Roy Halladay Killed In Plane Crash At Age of 40
This is a dark day in sports as two-time Cy Young award winner Roy Halladay was killed in a plane crash in the gulf of Mexico.
As reported by ESPN:
Pasco County Sheriff Chris Nocco said during a news conference that Halladay’s ICON A5, a small single-engine aircraft, went down around noon Tuesday off the coast of Florida.
The sheriff’s office marine unit responded and found Halladay’s body in shallow water near some mangroves. No survivors were found. Police said they couldn’t confirm if there were additional passengers on the plane or say where it was headed.
Nocco said the National Transportation Safety Board (NTSB) is investigating the crash.
This comes as an awful surprise to those across the sports world as Halladay was considered to be one of the best pitchers the MLB has seen in recent memory.
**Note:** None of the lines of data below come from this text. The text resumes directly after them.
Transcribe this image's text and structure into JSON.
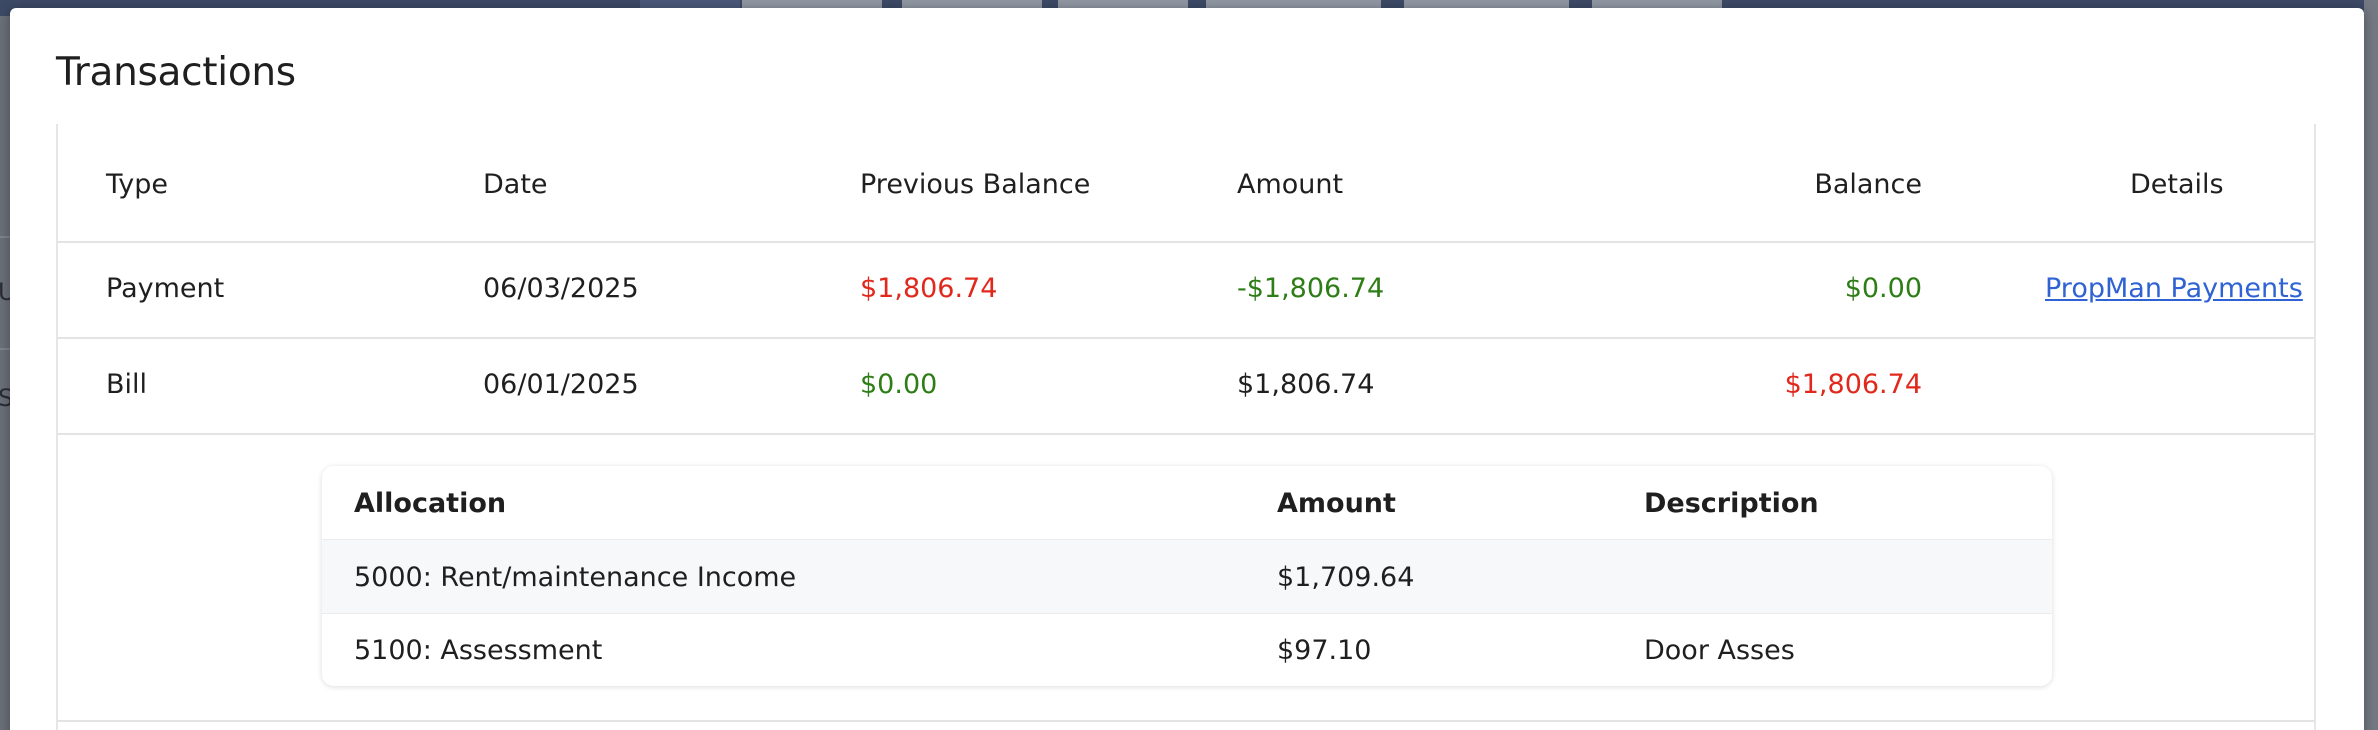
{
  "modal": {
    "title": "Transactions"
  },
  "table": {
    "columns": [
      "Type",
      "Date",
      "Previous Balance",
      "Amount",
      "Balance",
      "Details"
    ],
    "rows": [
      {
        "type": "Payment",
        "date": "06/03/2025",
        "previous_balance": "$1,806.74",
        "amount": "-$1,806.74",
        "balance": "$0.00",
        "details": "PropMan Payments"
      },
      {
        "type": "Bill",
        "date": "06/01/2025",
        "previous_balance": "$0.00",
        "amount": "$1,806.74",
        "balance": "$1,806.74",
        "details": ""
      }
    ]
  },
  "allocations": {
    "columns": [
      "Allocation",
      "Amount",
      "Description"
    ],
    "rows": [
      {
        "allocation": "5000: Rent/maintenance Income",
        "amount": "$1,709.64",
        "description": ""
      },
      {
        "allocation": "5100: Assessment",
        "amount": "$97.10",
        "description": "Door Asses"
      }
    ]
  },
  "background": {
    "glyphs": [
      "U",
      "S"
    ]
  },
  "colors": {
    "negative_balance": "#e0281c",
    "positive_balance": "#2e7d17",
    "link": "#2f63d4",
    "backdrop": "#6b7079"
  }
}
Most importantly, however, Halladay was known as an even better person throughout his career.
“All of us at Baseball are shocked and deeply saddened by the tragic passing of former Toronto Blue Jays and Philadelphia Phillies pitcher Roy Halladay,” MLB commissioner Rob Manfred said in a statement. “A well-respected figure throughout the game, Roy was a fierce competitor during his 16-year career, which included eight All-Star selections, two Cy Young Awards, a perfect game and a Postseason no-hitter.
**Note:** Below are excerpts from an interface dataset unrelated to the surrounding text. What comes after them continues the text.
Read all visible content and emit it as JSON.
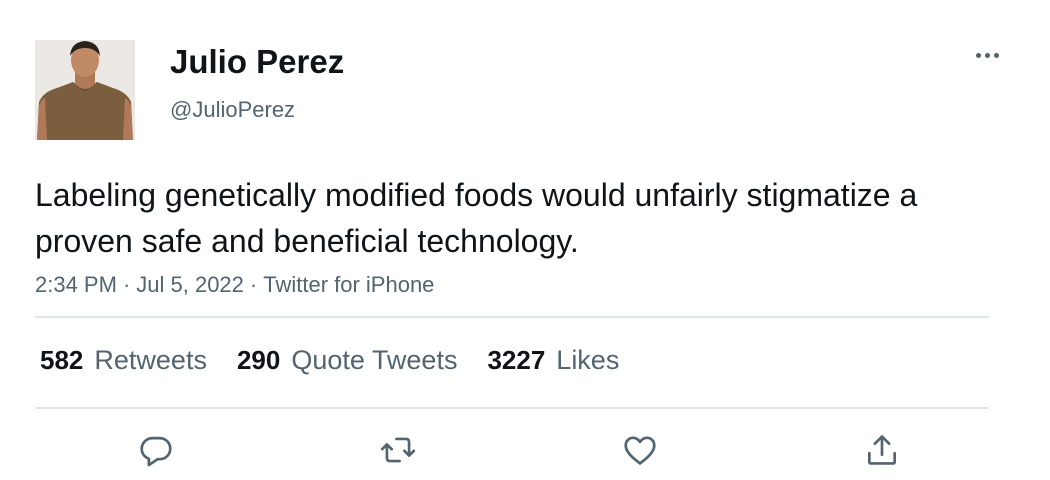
{
  "author": {
    "name": "Julio Perez",
    "handle": "@JulioPerez",
    "avatar_icon": "profile-photo"
  },
  "tweet": {
    "text": "Labeling genetically modified foods would unfairly stigmatize a proven safe and beneficial technology.",
    "time": "2:34 PM",
    "date": "Jul 5, 2022",
    "separator": "·",
    "source": "Twitter for iPhone"
  },
  "stats": {
    "retweets": {
      "count": "582",
      "label": "Retweets"
    },
    "quote_tweets": {
      "count": "290",
      "label": "Quote Tweets"
    },
    "likes": {
      "count": "3227",
      "label": "Likes"
    }
  },
  "actions": [
    "reply-icon",
    "retweet-icon",
    "like-icon",
    "share-icon"
  ],
  "colors": {
    "text_primary": "#0f1419",
    "text_secondary": "#536471",
    "divider": "#e1e5e8",
    "icon": "#536471"
  }
}
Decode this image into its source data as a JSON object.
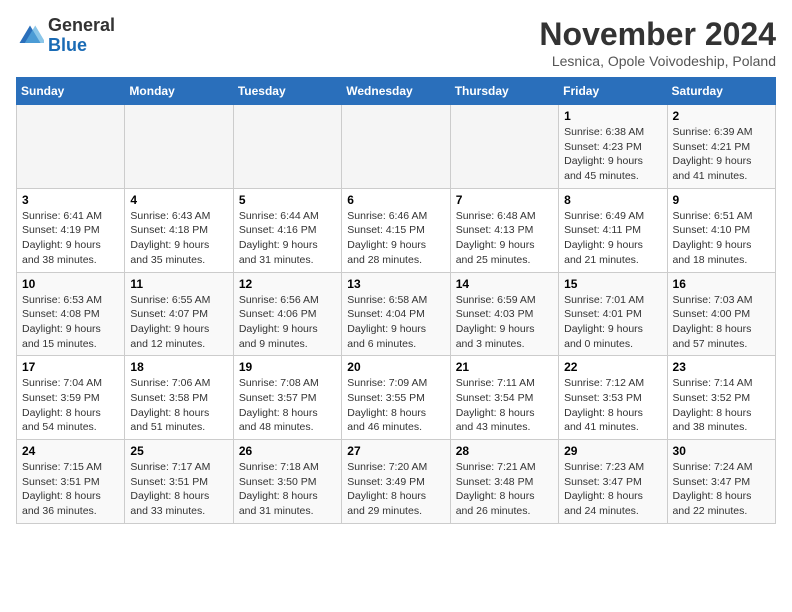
{
  "logo": {
    "general": "General",
    "blue": "Blue"
  },
  "title": "November 2024",
  "subtitle": "Lesnica, Opole Voivodeship, Poland",
  "weekdays": [
    "Sunday",
    "Monday",
    "Tuesday",
    "Wednesday",
    "Thursday",
    "Friday",
    "Saturday"
  ],
  "weeks": [
    [
      {
        "day": "",
        "info": ""
      },
      {
        "day": "",
        "info": ""
      },
      {
        "day": "",
        "info": ""
      },
      {
        "day": "",
        "info": ""
      },
      {
        "day": "",
        "info": ""
      },
      {
        "day": "1",
        "info": "Sunrise: 6:38 AM\nSunset: 4:23 PM\nDaylight: 9 hours\nand 45 minutes."
      },
      {
        "day": "2",
        "info": "Sunrise: 6:39 AM\nSunset: 4:21 PM\nDaylight: 9 hours\nand 41 minutes."
      }
    ],
    [
      {
        "day": "3",
        "info": "Sunrise: 6:41 AM\nSunset: 4:19 PM\nDaylight: 9 hours\nand 38 minutes."
      },
      {
        "day": "4",
        "info": "Sunrise: 6:43 AM\nSunset: 4:18 PM\nDaylight: 9 hours\nand 35 minutes."
      },
      {
        "day": "5",
        "info": "Sunrise: 6:44 AM\nSunset: 4:16 PM\nDaylight: 9 hours\nand 31 minutes."
      },
      {
        "day": "6",
        "info": "Sunrise: 6:46 AM\nSunset: 4:15 PM\nDaylight: 9 hours\nand 28 minutes."
      },
      {
        "day": "7",
        "info": "Sunrise: 6:48 AM\nSunset: 4:13 PM\nDaylight: 9 hours\nand 25 minutes."
      },
      {
        "day": "8",
        "info": "Sunrise: 6:49 AM\nSunset: 4:11 PM\nDaylight: 9 hours\nand 21 minutes."
      },
      {
        "day": "9",
        "info": "Sunrise: 6:51 AM\nSunset: 4:10 PM\nDaylight: 9 hours\nand 18 minutes."
      }
    ],
    [
      {
        "day": "10",
        "info": "Sunrise: 6:53 AM\nSunset: 4:08 PM\nDaylight: 9 hours\nand 15 minutes."
      },
      {
        "day": "11",
        "info": "Sunrise: 6:55 AM\nSunset: 4:07 PM\nDaylight: 9 hours\nand 12 minutes."
      },
      {
        "day": "12",
        "info": "Sunrise: 6:56 AM\nSunset: 4:06 PM\nDaylight: 9 hours\nand 9 minutes."
      },
      {
        "day": "13",
        "info": "Sunrise: 6:58 AM\nSunset: 4:04 PM\nDaylight: 9 hours\nand 6 minutes."
      },
      {
        "day": "14",
        "info": "Sunrise: 6:59 AM\nSunset: 4:03 PM\nDaylight: 9 hours\nand 3 minutes."
      },
      {
        "day": "15",
        "info": "Sunrise: 7:01 AM\nSunset: 4:01 PM\nDaylight: 9 hours\nand 0 minutes."
      },
      {
        "day": "16",
        "info": "Sunrise: 7:03 AM\nSunset: 4:00 PM\nDaylight: 8 hours\nand 57 minutes."
      }
    ],
    [
      {
        "day": "17",
        "info": "Sunrise: 7:04 AM\nSunset: 3:59 PM\nDaylight: 8 hours\nand 54 minutes."
      },
      {
        "day": "18",
        "info": "Sunrise: 7:06 AM\nSunset: 3:58 PM\nDaylight: 8 hours\nand 51 minutes."
      },
      {
        "day": "19",
        "info": "Sunrise: 7:08 AM\nSunset: 3:57 PM\nDaylight: 8 hours\nand 48 minutes."
      },
      {
        "day": "20",
        "info": "Sunrise: 7:09 AM\nSunset: 3:55 PM\nDaylight: 8 hours\nand 46 minutes."
      },
      {
        "day": "21",
        "info": "Sunrise: 7:11 AM\nSunset: 3:54 PM\nDaylight: 8 hours\nand 43 minutes."
      },
      {
        "day": "22",
        "info": "Sunrise: 7:12 AM\nSunset: 3:53 PM\nDaylight: 8 hours\nand 41 minutes."
      },
      {
        "day": "23",
        "info": "Sunrise: 7:14 AM\nSunset: 3:52 PM\nDaylight: 8 hours\nand 38 minutes."
      }
    ],
    [
      {
        "day": "24",
        "info": "Sunrise: 7:15 AM\nSunset: 3:51 PM\nDaylight: 8 hours\nand 36 minutes."
      },
      {
        "day": "25",
        "info": "Sunrise: 7:17 AM\nSunset: 3:51 PM\nDaylight: 8 hours\nand 33 minutes."
      },
      {
        "day": "26",
        "info": "Sunrise: 7:18 AM\nSunset: 3:50 PM\nDaylight: 8 hours\nand 31 minutes."
      },
      {
        "day": "27",
        "info": "Sunrise: 7:20 AM\nSunset: 3:49 PM\nDaylight: 8 hours\nand 29 minutes."
      },
      {
        "day": "28",
        "info": "Sunrise: 7:21 AM\nSunset: 3:48 PM\nDaylight: 8 hours\nand 26 minutes."
      },
      {
        "day": "29",
        "info": "Sunrise: 7:23 AM\nSunset: 3:47 PM\nDaylight: 8 hours\nand 24 minutes."
      },
      {
        "day": "30",
        "info": "Sunrise: 7:24 AM\nSunset: 3:47 PM\nDaylight: 8 hours\nand 22 minutes."
      }
    ]
  ]
}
“On behalf of Major League Baseball, I extend my deepest condolences to his family, including his wife, Brandy, and two sons, Ryan and Braden, his friends and countless fans, as well as the Blue Jays and Phillies organizations.”
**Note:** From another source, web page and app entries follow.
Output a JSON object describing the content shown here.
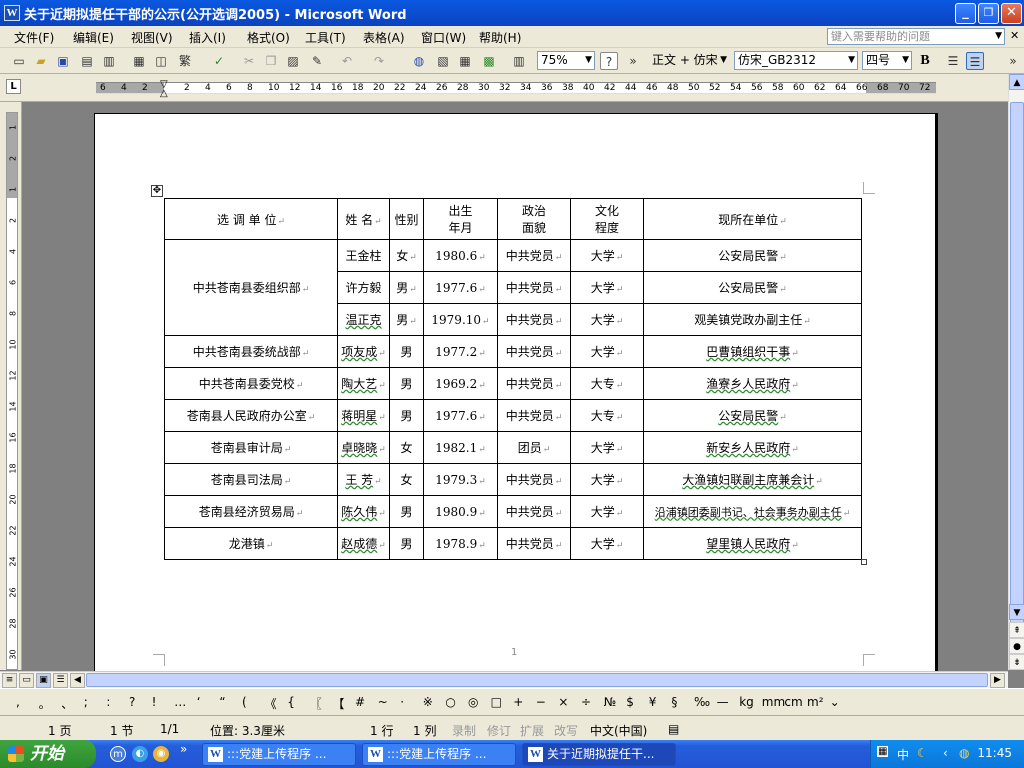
{
  "window": {
    "title": "关于近期拟提任干部的公示(公开选调2005) - Microsoft Word",
    "app_icon_letter": "W",
    "min_glyph": "_",
    "max_glyph": "❐",
    "close_glyph": "✕"
  },
  "menu": {
    "items": [
      "文件(F)",
      "编辑(E)",
      "视图(V)",
      "插入(I)",
      "格式(O)",
      "工具(T)",
      "表格(A)",
      "窗口(W)",
      "帮助(H)"
    ],
    "help_placeholder": "键入需要帮助的问题",
    "close_doc": "✕"
  },
  "toolbar": {
    "zoom": "75%",
    "style": "正文 + 仿宋",
    "font": "仿宋_GB2312",
    "size": "四号",
    "bold": "B",
    "trad_glyph": "繁"
  },
  "ruler": {
    "tab_selector": "L",
    "h_numbers": [
      "6",
      "4",
      "2",
      "",
      "2",
      "4",
      "6",
      "8",
      "10",
      "12",
      "14",
      "16",
      "18",
      "20",
      "22",
      "24",
      "26",
      "28",
      "30",
      "32",
      "34",
      "36",
      "38",
      "40",
      "42",
      "44",
      "46",
      "48",
      "50",
      "52",
      "54",
      "56",
      "58",
      "60",
      "62",
      "64",
      "66",
      "68",
      "70",
      "72"
    ],
    "v_numbers": [
      "1",
      "2",
      "1",
      "2",
      "4",
      "6",
      "8",
      "10",
      "12",
      "14",
      "16",
      "18",
      "20",
      "22",
      "24",
      "26",
      "28",
      "30"
    ]
  },
  "table": {
    "headers": [
      "选 调 单 位",
      "姓 名",
      "性别",
      "出生\n年月",
      "政治\n面貌",
      "文化\n程度",
      "现所在单位"
    ],
    "group1_unit": "中共苍南县委组织部",
    "group1_rows": [
      [
        "王金柱",
        "女",
        "1980.6",
        "中共党员",
        "大学",
        "公安局民警"
      ],
      [
        "许方毅",
        "男",
        "1977.6",
        "中共党员",
        "大学",
        "公安局民警"
      ],
      [
        "温正克",
        "男",
        "1979.10",
        "中共党员",
        "大学",
        "观美镇党政办副主任"
      ]
    ],
    "rows": [
      [
        "中共苍南县委统战部",
        "项友成",
        "男",
        "1977.2",
        "中共党员",
        "大学",
        "巴曹镇组织干事"
      ],
      [
        "中共苍南县委党校",
        "陶大艺",
        "男",
        "1969.2",
        "中共党员",
        "大专",
        "渔寮乡人民政府"
      ],
      [
        "苍南县人民政府办公室",
        "蒋明星",
        "男",
        "1977.6",
        "中共党员",
        "大专",
        "公安局民警"
      ],
      [
        "苍南县审计局",
        "卓晓晓",
        "女",
        "1982.1",
        "团员",
        "大学",
        "新安乡人民政府"
      ],
      [
        "苍南县司法局",
        "王 芳",
        "女",
        "1979.3",
        "中共党员",
        "大学",
        "大渔镇妇联副主席兼会计"
      ],
      [
        "苍南县经济贸易局",
        "陈久伟",
        "男",
        "1980.9",
        "中共党员",
        "大学",
        "沿浦镇团委副书记、社会事务办副主任"
      ],
      [
        "龙港镇",
        "赵成德",
        "男",
        "1978.9",
        "中共党员",
        "大学",
        "望里镇人民政府"
      ]
    ],
    "para_mark": "↵",
    "move_handle": "✥",
    "page_number": "1"
  },
  "symbols": [
    ",",
    "。",
    "、",
    ";",
    ":",
    "?",
    "!",
    "…",
    "‘",
    "“",
    "(",
    "《",
    "{",
    "〖",
    "【",
    "#",
    "~",
    "·",
    "※",
    "○",
    "◎",
    "□",
    "+",
    "−",
    "×",
    "÷",
    "№",
    "$",
    "¥",
    "§",
    "‰",
    "—",
    "kg",
    "mm",
    "cm",
    "m²",
    "⌄"
  ],
  "status": {
    "page": "1 页",
    "section": "1 节",
    "page_of": "1/1",
    "position": "位置: 3.3厘米",
    "line": "1 行",
    "col": "1 列",
    "rec": "录制",
    "trk": "修订",
    "ext": "扩展",
    "ovr": "改写",
    "lang": "中文(中国)"
  },
  "taskbar": {
    "start": "开始",
    "tasks": [
      ":::党建上传程序 ...",
      ":::党建上传程序 ...",
      "关于近期拟提任干..."
    ],
    "ime": "中",
    "clock": "11:45"
  },
  "colors": {
    "titlebar": "#0b4fd4",
    "chrome": "#ece9d8",
    "workspace": "#808080",
    "taskbar": "#245edb",
    "start": "#2b8a2b"
  }
}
Halladay, whose father was a pilot, received his pilot license a few years ago and posted a picture of himself standing next to an ICON A5 as part of the planes marketing campaign.
“We were devastated to learn that former MLB pitcher Roy Halladay died today in an accident involving an ICON A5 in the Gulf of Mexico,” the company said in a statement. “We have gotten to know Roy and his family in recent months, and he was a great advocate and friend of ours. The entire ICON community would like to pass on our deepest condolences to Roy’s family and friends. ICON will do everything it can to support the accident investigation going forward and we will comment further when more information is available.”
Halladay spend his 16-year career with both the Toronto Blue Jays and Philadelphia Phillies respectively. The right handed ace accumulated a 203-105 record with a 3.38 ERA in his career.
Upon his retirement in 2013, Halladay signed a one day contract with the Toronto Blue Jays so he could retire with the team he spent the majority of his career with.
“The Toronto Blue Jays organization is overcome by grief with the tragic loss of one of the franchise’s greatest and most respected players, but even better human being,” the team said in a statement. “It is impossible to express what he has meant to this franchise, the city and its fans. Our thoughts and prayers are with his family and friends.”
The latter parts of Halladay’s career were spent with the Philadelphia Phillies where he threw a perfect game in 2010.
“We are numb over the very tragic news about Roy Halladay’s untimely death,” the Phillies said in a statement. “There are no words to describe the sadness that the entire Phillies family is feeling over the loss of one of the most respected human beings to ever play the game. It is with the heaviest of hearts that we pass along our condolences to Brandy, Ryan and Braden.”
Following retirement, Halladay served a mental coach in the Phillies minor league system. Rather than becoming a pitching coach, he worked with pitchers on developing their mental game when on the mound.
Halladay becomes eligible for the Hall of Fame in 2019 where he will likely be inducted as a first-ballot hall of famer.
ESPN contributed to this article.